Issues of marriage and fecundity were also of much concern. The Table line/heart line is correlated with emotional qualities in general but especially with the strength and capacity for generation and procreation. Strength in the line shows a fecund and fertile nature, whereas weakness in the line or the line ending between the lengest and shewing fingers would show peril in child bearing or even death through childbirth. The strykes or 'affection' lines under the little finger were considered to be indicative of the number of husbands a woman would have, but other marks in the hand would indicate whether she were nothing more than 'a common strumpet and ready to all uncleanness'!
As with Aristotle, it is the length of the line of head which is correlated with the potential length of one's life and in one interesting comment in the text the author indicates that in the fifteenth century, middle age was considered to begin at about 20 years of age! The text concludes with a discussion of two specific lineal markings that reveal the fate that might befall us, one an indicator of the greatest of fortunes, the other a signification of the deadliest of perils.
MS Digby 88
A second treatise from the same period confirms many of these fifteenth century chiromantic preoccupations. Ms Digby 88, written in Latin and Middle English, dates from about c.1450 and is primarily an astrological text but also contains a few small sections on chiromancy and physiognomy. There are five drawings of hands in the text, marked with various lineal formations and their interpretations, and we see the same interest in the Triangle and with the position of various crosses and other marks, including those indicative of fame and fortune. Here, the left hand is read for women whereas the right hand is read for men. On two of the drawings we find the following inscriptions written on or between the fingers:

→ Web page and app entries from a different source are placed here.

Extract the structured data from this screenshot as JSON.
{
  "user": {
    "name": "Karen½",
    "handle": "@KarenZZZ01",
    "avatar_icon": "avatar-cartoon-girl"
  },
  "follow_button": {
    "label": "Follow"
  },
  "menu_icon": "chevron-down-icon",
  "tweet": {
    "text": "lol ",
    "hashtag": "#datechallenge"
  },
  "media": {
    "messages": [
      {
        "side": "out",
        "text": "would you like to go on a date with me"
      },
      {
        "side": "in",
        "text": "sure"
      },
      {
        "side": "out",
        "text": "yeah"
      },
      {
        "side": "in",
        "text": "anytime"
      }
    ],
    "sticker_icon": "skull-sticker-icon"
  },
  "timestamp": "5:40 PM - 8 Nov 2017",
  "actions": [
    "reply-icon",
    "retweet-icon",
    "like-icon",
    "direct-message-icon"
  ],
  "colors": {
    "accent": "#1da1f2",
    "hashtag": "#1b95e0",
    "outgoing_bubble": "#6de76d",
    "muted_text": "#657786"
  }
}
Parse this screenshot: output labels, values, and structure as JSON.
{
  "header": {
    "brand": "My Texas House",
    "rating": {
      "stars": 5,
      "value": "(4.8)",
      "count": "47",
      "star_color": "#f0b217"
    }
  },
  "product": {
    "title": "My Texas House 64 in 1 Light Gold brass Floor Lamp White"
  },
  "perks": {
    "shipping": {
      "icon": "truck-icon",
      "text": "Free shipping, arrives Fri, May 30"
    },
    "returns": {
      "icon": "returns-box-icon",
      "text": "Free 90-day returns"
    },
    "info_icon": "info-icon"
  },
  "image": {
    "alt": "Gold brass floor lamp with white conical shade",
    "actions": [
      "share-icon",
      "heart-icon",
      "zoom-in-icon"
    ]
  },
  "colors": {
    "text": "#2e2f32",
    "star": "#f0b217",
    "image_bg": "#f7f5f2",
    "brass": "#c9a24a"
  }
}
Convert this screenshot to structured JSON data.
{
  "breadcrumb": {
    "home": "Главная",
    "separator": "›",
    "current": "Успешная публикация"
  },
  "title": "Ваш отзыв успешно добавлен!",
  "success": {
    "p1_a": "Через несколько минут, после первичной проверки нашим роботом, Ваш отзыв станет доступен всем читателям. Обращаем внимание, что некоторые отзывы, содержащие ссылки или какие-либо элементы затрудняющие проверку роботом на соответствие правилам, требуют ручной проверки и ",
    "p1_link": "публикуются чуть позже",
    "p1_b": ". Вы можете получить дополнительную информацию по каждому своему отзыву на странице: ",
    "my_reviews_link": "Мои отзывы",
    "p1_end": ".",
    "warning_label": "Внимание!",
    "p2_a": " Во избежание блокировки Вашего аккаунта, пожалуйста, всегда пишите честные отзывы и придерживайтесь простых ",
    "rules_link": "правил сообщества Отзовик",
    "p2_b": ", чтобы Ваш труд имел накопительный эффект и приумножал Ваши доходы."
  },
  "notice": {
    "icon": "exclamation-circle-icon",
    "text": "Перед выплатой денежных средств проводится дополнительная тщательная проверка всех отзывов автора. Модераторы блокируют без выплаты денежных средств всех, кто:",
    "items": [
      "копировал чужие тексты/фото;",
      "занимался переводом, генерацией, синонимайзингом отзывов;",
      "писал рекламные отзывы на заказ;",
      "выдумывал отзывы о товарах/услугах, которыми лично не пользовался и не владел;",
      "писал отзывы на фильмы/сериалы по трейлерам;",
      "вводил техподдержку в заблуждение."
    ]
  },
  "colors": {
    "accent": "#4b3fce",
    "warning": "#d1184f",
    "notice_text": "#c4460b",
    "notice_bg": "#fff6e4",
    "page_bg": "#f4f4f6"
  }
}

Ms Digby 88 Folio 44:
On the first finger, above a cross: 'The crosse
betokenyth worship of wymyn of religioun as abbas and prioras and in other wymen grete
Ms Digby 88 Folio 45b
On the first finger above a cross and three horizontal
lines: 'The crosse betokenyth worship and dignytes for they shuld be byssops and
the other lynes be wondes in the hedde'
The manuscript shows again the mediaeval preoccupation with religiousity, fortune, marriage, children and death. Of particular note is the interpretation given for the ending of the Mensal line, that if it ends between the index and middle fingers it shows death from the 'blody flux' (a mediaeval form of dysentry), or through childbirth. What we learn from this is not the true signification of this ending to the line but rather, how common it was to die in childbirth or from dysentry in those times. We cannot perhaps learn very much useful chirology from reading these texts, but they do provide valuable sociological insights into life in those times.
(3) I am grateful to Dr Paul Acker of St Louis University for assistance with deciphering the inscriptions on the illustrations in Ms Digby 88